Nick told us that there hadn’t been bats in this cave for 5,000 years.  One boy, who had already asked some astute questions, remembered the warning and asked our guide, who insisted on defining easy words in a patronizing way, if he had seen any bats in Natural Bridge Caverns.  Nick was flustered.  He told the boy that he had only been on the job for a week and suggested the boy come back in a year and ask him that question again.

In one passageway, we were told that each group would have its picture taken.
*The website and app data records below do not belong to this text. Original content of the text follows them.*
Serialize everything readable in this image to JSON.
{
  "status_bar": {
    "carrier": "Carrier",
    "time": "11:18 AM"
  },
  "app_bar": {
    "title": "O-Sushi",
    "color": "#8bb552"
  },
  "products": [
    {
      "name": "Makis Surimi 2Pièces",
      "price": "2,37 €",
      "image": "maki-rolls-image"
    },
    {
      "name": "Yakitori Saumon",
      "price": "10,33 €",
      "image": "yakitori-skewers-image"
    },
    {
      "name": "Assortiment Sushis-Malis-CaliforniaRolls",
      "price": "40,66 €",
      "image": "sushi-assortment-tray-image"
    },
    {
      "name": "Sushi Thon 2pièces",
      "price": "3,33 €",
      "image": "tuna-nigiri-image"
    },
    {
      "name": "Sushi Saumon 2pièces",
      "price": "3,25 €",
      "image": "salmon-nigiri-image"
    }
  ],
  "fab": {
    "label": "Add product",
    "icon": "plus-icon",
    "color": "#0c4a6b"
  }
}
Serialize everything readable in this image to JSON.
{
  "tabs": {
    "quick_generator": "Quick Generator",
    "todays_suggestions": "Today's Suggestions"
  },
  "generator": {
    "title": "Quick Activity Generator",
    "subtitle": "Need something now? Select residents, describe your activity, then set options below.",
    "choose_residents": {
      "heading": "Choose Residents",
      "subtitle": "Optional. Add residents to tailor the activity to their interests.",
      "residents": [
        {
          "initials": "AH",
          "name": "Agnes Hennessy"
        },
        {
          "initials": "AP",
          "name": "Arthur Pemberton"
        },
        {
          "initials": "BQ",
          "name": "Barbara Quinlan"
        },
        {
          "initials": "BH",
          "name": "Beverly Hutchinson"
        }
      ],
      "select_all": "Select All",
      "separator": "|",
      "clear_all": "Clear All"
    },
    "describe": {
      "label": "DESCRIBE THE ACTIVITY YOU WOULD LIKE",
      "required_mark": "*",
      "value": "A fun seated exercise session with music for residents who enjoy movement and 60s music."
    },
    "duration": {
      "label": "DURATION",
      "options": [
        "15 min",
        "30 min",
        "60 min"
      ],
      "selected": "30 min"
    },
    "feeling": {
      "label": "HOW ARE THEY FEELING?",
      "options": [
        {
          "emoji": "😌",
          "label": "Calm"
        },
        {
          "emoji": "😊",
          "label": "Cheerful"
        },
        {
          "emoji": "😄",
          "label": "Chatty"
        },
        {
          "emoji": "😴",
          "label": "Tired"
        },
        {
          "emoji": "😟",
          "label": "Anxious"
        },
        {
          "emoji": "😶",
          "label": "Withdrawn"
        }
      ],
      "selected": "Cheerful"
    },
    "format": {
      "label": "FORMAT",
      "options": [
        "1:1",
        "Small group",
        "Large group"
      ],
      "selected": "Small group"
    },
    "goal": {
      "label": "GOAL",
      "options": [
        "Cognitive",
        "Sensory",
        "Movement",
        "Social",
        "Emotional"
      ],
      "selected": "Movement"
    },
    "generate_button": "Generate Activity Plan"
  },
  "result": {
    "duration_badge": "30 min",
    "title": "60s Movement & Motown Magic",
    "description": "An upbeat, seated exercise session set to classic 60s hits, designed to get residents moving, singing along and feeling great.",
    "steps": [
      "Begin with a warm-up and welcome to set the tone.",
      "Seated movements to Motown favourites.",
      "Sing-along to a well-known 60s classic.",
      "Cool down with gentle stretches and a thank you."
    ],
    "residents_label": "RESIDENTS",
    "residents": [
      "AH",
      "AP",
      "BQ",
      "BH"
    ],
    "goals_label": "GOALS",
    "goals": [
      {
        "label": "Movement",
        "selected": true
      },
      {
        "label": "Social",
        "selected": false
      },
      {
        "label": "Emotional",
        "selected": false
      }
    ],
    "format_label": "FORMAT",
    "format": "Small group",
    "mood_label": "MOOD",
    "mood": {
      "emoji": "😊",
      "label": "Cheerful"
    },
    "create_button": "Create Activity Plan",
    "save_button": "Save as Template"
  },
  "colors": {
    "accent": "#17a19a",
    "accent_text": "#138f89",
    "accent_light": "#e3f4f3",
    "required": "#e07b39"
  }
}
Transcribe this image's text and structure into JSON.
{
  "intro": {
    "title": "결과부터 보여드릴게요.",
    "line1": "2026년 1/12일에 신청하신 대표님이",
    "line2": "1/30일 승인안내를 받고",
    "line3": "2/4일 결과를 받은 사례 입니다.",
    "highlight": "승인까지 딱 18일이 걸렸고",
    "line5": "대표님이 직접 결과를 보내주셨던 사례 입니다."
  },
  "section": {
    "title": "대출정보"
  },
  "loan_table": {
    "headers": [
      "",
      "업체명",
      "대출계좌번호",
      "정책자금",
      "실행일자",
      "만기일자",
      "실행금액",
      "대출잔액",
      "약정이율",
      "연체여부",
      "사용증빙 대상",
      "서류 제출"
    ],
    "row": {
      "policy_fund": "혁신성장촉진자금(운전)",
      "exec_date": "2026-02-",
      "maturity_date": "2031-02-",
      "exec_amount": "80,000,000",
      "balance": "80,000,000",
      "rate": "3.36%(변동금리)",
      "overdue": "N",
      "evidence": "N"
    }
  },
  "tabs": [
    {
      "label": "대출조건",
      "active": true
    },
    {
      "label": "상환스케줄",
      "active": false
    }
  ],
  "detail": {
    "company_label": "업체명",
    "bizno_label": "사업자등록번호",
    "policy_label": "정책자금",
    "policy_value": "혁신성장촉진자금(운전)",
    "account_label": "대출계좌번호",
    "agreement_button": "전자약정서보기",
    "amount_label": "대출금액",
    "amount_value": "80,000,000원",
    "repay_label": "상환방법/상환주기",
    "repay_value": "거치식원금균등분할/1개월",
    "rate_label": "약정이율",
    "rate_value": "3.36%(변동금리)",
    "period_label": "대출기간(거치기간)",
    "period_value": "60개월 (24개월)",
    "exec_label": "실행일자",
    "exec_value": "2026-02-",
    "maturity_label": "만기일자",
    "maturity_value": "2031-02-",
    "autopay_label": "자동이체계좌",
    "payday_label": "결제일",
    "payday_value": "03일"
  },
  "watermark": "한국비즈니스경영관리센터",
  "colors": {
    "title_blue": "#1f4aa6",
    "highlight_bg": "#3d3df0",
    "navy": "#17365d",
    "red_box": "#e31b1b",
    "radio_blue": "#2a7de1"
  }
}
Nick made it sound like a security precaution, but it was actually an attempt to sell memories of our thrilling visit.   He also promoted other cave tours during which spelunkers got wet and dirty and had more fun.


The way back to the Visitors Center passed several theme-park-like attractions. Glad to be out, I passed them rapidly wishing I was back in Missouri.


Point Reyes Continued


Because 1/3 of Point Reyes is controlled pastoral zone, another 1/3 is protected wilderness, and this National Seashore/Park is in the Golden Gate Biosphere Reserve, it seems both spacious and empty.   While there, it’s hard to keep in mind that 7 million people live just south of it.

Thursday.  Spend some time in the Bear Valley Visitor Center.  This is one of 3 information-providing facilities opened to the public.  Bear Valley VC is resort like because its architects included lots of wood in its construction.  Its displays have a big focus on birds, wildlife, Francis Drake, and the Pre-European inhabitants of the area, the Miwok people.  The Kenneth C. Patrick Visitor Center is where free buses stop so that passengers can buy tickets to see the lighthouse.  The Lighthouse itself is often open and has some displays.  Its observation platform is a popular spot for seeing migrating grey whales. Several short trails–Woodpecker, Rift Zone, and Kule Loklo, which leads to a re-created Native American village–are found near Bear Valley.  The entire Point Reyes has 150 miles of hiking trails.  Guided trail rides on horses are available.

Friday, beachcomb.  Gentle Tomales Bay has a few beaches and is popular with sea kayakers.   At Point Reyes, visitors can explore 80 miles of beach.   Many trails lead to them.  My favorite is the 11-mile-long Point Reyes Beach seen at the top of yesterday’s blog.  Nicknamed “Great Beach”, it’s known for high surf, sneaker waves, and rip currents.

Saturday.  Learn about the San Andreas Fault.   This major rift passes through Point Reyes National Seashore and Tomales Bay.  In fact, this is where the Pacific and Northwest Plates exist side by side. The Point Reyes Peninsula moves about 2 inches north each year.  A short loop Earthquake Trail is accessed from the Bear Valley Visitor Center. During the famous 1906 San Francisco Earthquake this peninsula shifted 20 feet northwest in less than one minute. Scientists conjecture that Point Reyes was near Los Angles 30 million years ago and has traveled 280 miles since then.   The next big shake is said to be soon and inevitable.

50 animal species listed as threatened, rare, or endangered spend time in Point Reyes National Seashore. Unfortunately, the striped skunk isn’t one of the endangered. Evidence of its presence is not hard to find, but this species is at least known to strike the ground audibly with its front feet before propelling those foul-smelling yellow droplets on any tormentor.   My advice is to run when it starts striking. That worked for me.